A massive topic in recruitment now is Diversity and its importance across the industry. AI across the board has improved almost all aspects of the recruitment process, but as discussed in previous points, there are certain drawbacks.

Issues have arisen with Diversity in mind with Machine Learning that has seen some unconscious bias during the screening and selection processes. An example is below:

  • Online e-commerce titan Amazon, integrated AI into their recruitment process, to ultimately optimize their substantial recruitment efforts to generate the best candidates in an almost autonomous process. Amazon first needed to ‘train’ their software, to program into the AI, their requirements. They did this by inputting their data from the previous 10 years, allowing the AI to observe the patterns and trends in resumes submitted. However, due to the male dominance across the tech industry throughout the past decade, the AI software developed a bias toward male applicants and downgraded the resumes received from female applicants. Of course, Amazon pulled the software once it discovered the issue and the AI was sent back to the development stages.

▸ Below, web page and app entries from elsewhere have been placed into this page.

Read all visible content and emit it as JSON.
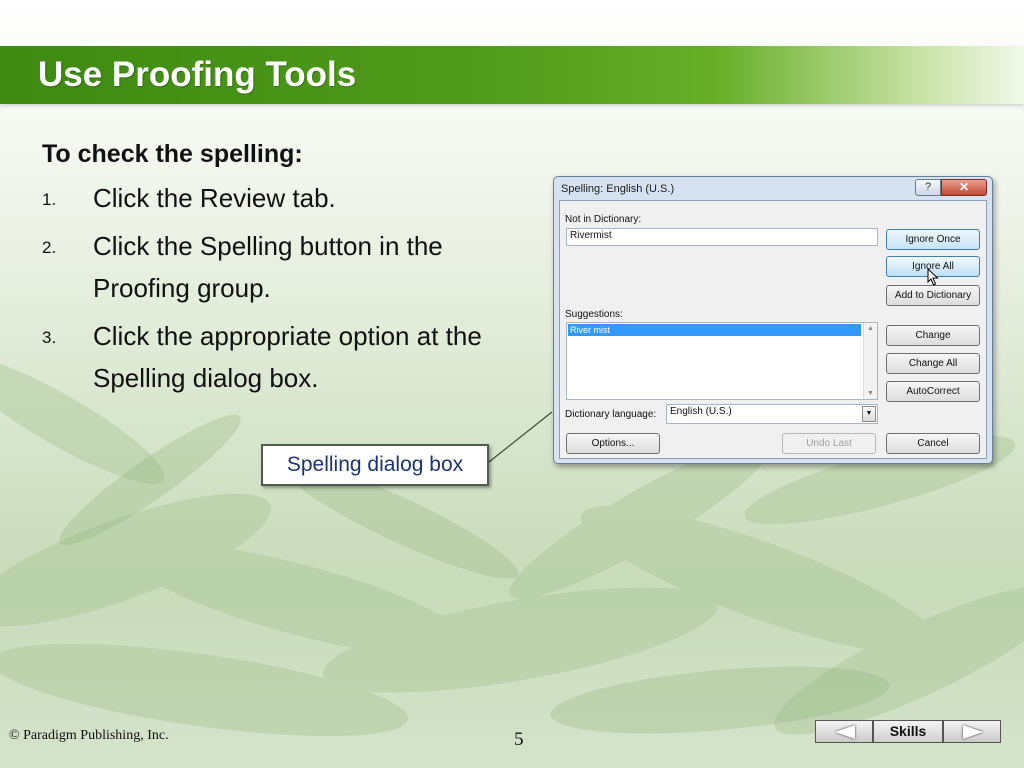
{
  "slide": {
    "title": "Use Proofing Tools",
    "heading": "To check the spelling:",
    "steps": [
      {
        "num": "1.",
        "text": "Click the Review tab."
      },
      {
        "num": "2.",
        "text": "Click the Spelling button in the Proofing group."
      },
      {
        "num": "3.",
        "text": "Click the appropriate option at the Spelling dialog box."
      }
    ],
    "callout": "Spelling dialog box"
  },
  "dialog": {
    "title": "Spelling: English (U.S.)",
    "help_glyph": "?",
    "close_glyph": "✕",
    "not_in_dictionary_label": "Not in Dictionary:",
    "not_in_dictionary_value": "Rivermist",
    "suggestions_label": "Suggestions:",
    "suggestions": [
      "River mist"
    ],
    "dictionary_language_label": "Dictionary language:",
    "dictionary_language_value": "English (U.S.)",
    "buttons": {
      "ignore_once": "Ignore Once",
      "ignore_all": "Ignore All",
      "add_to_dictionary": "Add to Dictionary",
      "change": "Change",
      "change_all": "Change All",
      "autocorrect": "AutoCorrect",
      "options": "Options...",
      "undo_last": "Undo Last",
      "cancel": "Cancel"
    }
  },
  "footer": {
    "copyright": "© Paradigm Publishing, Inc.",
    "page_number": "5",
    "nav_label": "Skills"
  },
  "colors": {
    "title_bar": "#4f9a1a",
    "callout_text": "#1a3470",
    "selection": "#3399ff"
  }
}
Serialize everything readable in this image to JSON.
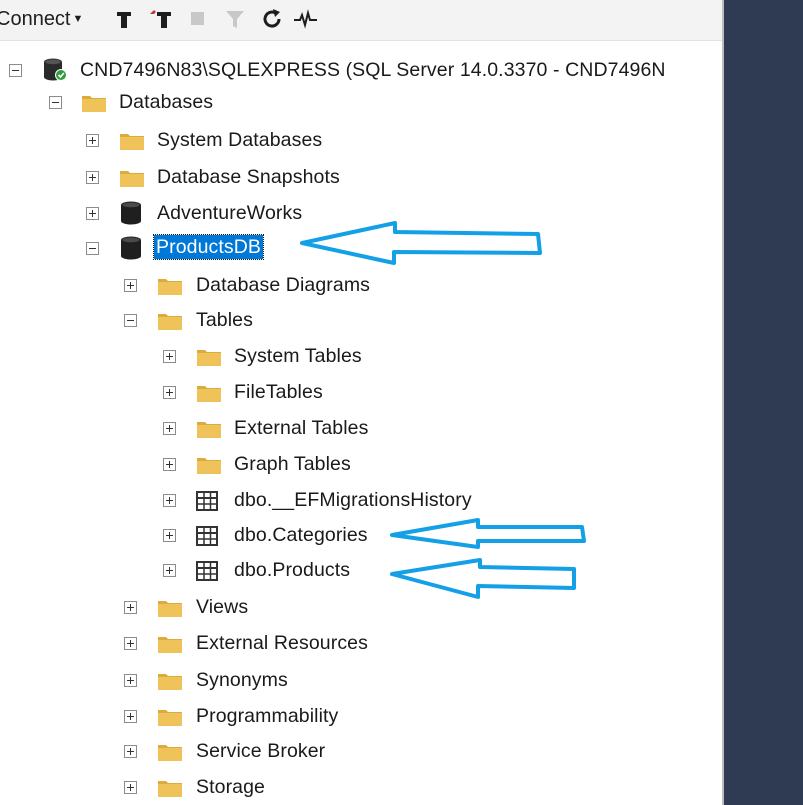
{
  "toolbar": {
    "connect_label": "Connect",
    "icons": [
      "connect-filter-icon",
      "disconnect-icon",
      "stop-icon",
      "filter-icon",
      "refresh-icon",
      "activity-monitor-icon"
    ]
  },
  "tree": {
    "server": "CND7496N83\\SQLEXPRESS (SQL Server 14.0.3370 - CND7496N",
    "databases": "Databases",
    "system_databases": "System Databases",
    "database_snapshots": "Database Snapshots",
    "adventureworks": "AdventureWorks",
    "productsdb": "ProductsDB",
    "database_diagrams": "Database Diagrams",
    "tables": "Tables",
    "system_tables": "System Tables",
    "filetables": "FileTables",
    "external_tables": "External Tables",
    "graph_tables": "Graph Tables",
    "ef_migrations": "dbo.__EFMigrationsHistory",
    "categories": "dbo.Categories",
    "products": "dbo.Products",
    "views": "Views",
    "external_resources": "External Resources",
    "synonyms": "Synonyms",
    "programmability": "Programmability",
    "service_broker": "Service Broker",
    "storage": "Storage"
  },
  "colors": {
    "selection": "#0078d7",
    "folder": "#e8b84a",
    "annotation_arrow": "#14a0e6",
    "side_panel": "#2f3a53"
  }
}
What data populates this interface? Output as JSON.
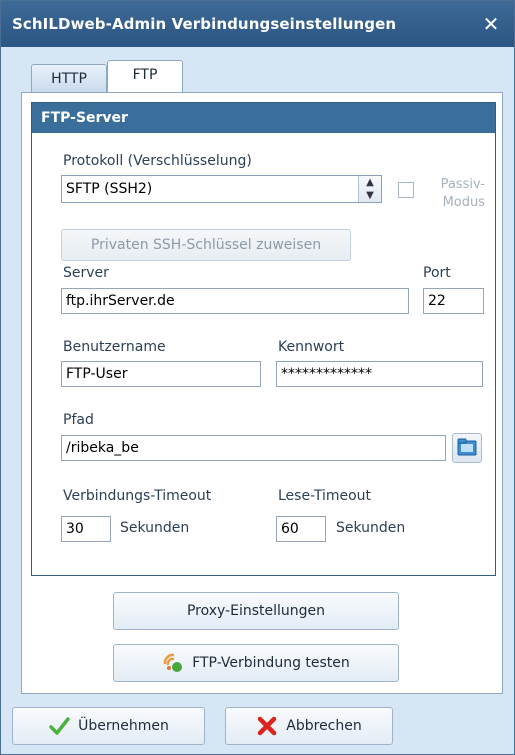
{
  "window": {
    "title": "SchILDweb-Admin Verbindungseinstellungen",
    "close_glyph": "✕"
  },
  "tabs": [
    {
      "label": "HTTP",
      "active": false
    },
    {
      "label": "FTP",
      "active": true
    }
  ],
  "group": {
    "title": "FTP-Server",
    "protocol_label": "Protokoll (Verschlüsselung)",
    "protocol_value": "SFTP (SSH2)",
    "passive_label_line1": "Passiv-",
    "passive_label_line2": "Modus",
    "passive_checked": false,
    "ssh_key_button": "Privaten SSH-Schlüssel zuweisen",
    "server_label": "Server",
    "server_value": "ftp.ihrServer.de",
    "port_label": "Port",
    "port_value": "22",
    "user_label": "Benutzername",
    "user_value": "FTP-User",
    "password_label": "Kennwort",
    "password_value": "*************",
    "path_label": "Pfad",
    "path_value": "/ribeka_be",
    "conn_timeout_label": "Verbindungs-Timeout",
    "conn_timeout_value": "30",
    "conn_timeout_unit": "Sekunden",
    "read_timeout_label": "Lese-Timeout",
    "read_timeout_value": "60",
    "read_timeout_unit": "Sekunden"
  },
  "buttons": {
    "proxy": "Proxy-Einstellungen",
    "test": "FTP-Verbindung testen",
    "apply": "Übernehmen",
    "cancel": "Abbrechen"
  },
  "icons": {
    "test": "connection-test-icon",
    "apply": "checkmark-icon",
    "cancel": "red-x-icon",
    "folder": "folder-browse-icon"
  },
  "colors": {
    "titlebar": "#2f5b88",
    "group_header": "#3a6f9b",
    "background": "#d7e6f5"
  }
}
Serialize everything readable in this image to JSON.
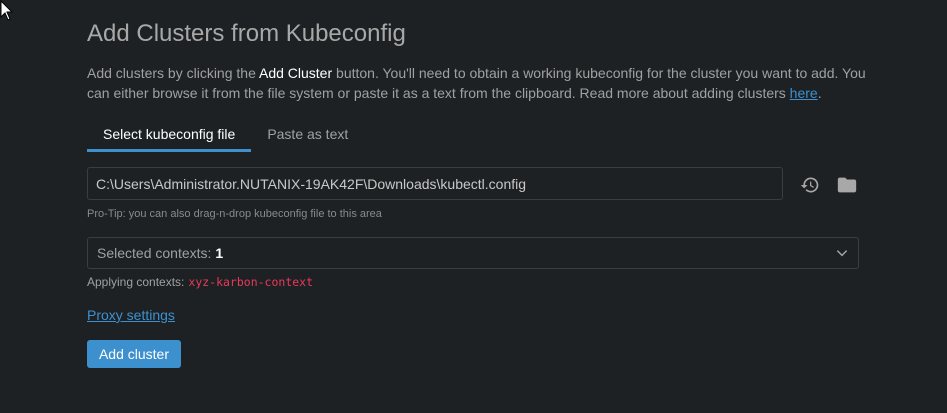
{
  "title": "Add Clusters from Kubeconfig",
  "description": {
    "part1": "Add clusters by clicking the ",
    "bold": "Add Cluster",
    "part2": " button. You'll need to obtain a working kubeconfig for the cluster you want to add. You can either browse it from the file system or paste it as a text from the clipboard. Read more about adding clusters ",
    "link": "here",
    "part3": "."
  },
  "tabs": [
    {
      "label": "Select kubeconfig file",
      "active": true
    },
    {
      "label": "Paste as text",
      "active": false
    }
  ],
  "file_path": {
    "value": "C:\\Users\\Administrator.NUTANIX-19AK42F\\Downloads\\kubectl.config"
  },
  "hint": "Pro-Tip: you can also drag-n-drop kubeconfig file to this area",
  "contexts_select": {
    "label": "Selected contexts:",
    "count": "1"
  },
  "applying": {
    "label": "Applying contexts:",
    "context": "xyz-karbon-context"
  },
  "proxy_link": "Proxy settings",
  "add_button": "Add cluster",
  "icons": {
    "reload": "reload-icon",
    "folder": "folder-icon",
    "chevron": "chevron-down-icon",
    "cursor": "mouse-cursor-icon"
  },
  "colors": {
    "background": "#1e2124",
    "accent": "#3d90ce",
    "context_code": "#e8395a"
  }
}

In conclusion, the continuous development of different AI and Machine Learning, its application to the recruitment industry will be substantial and very promising. The ability to reach a vast pool of candidates will be quicker, easier and with a considerable improvement in cost-efficiency. There are many vendors currently making headway with AI from autonomous sourcing to chatbots and assessments are Plum, Wade & Wendy, Restless Bandit and many more. The potential impact is immeasurable once enough research and testing have been conducted, and the obstacles have been overcome.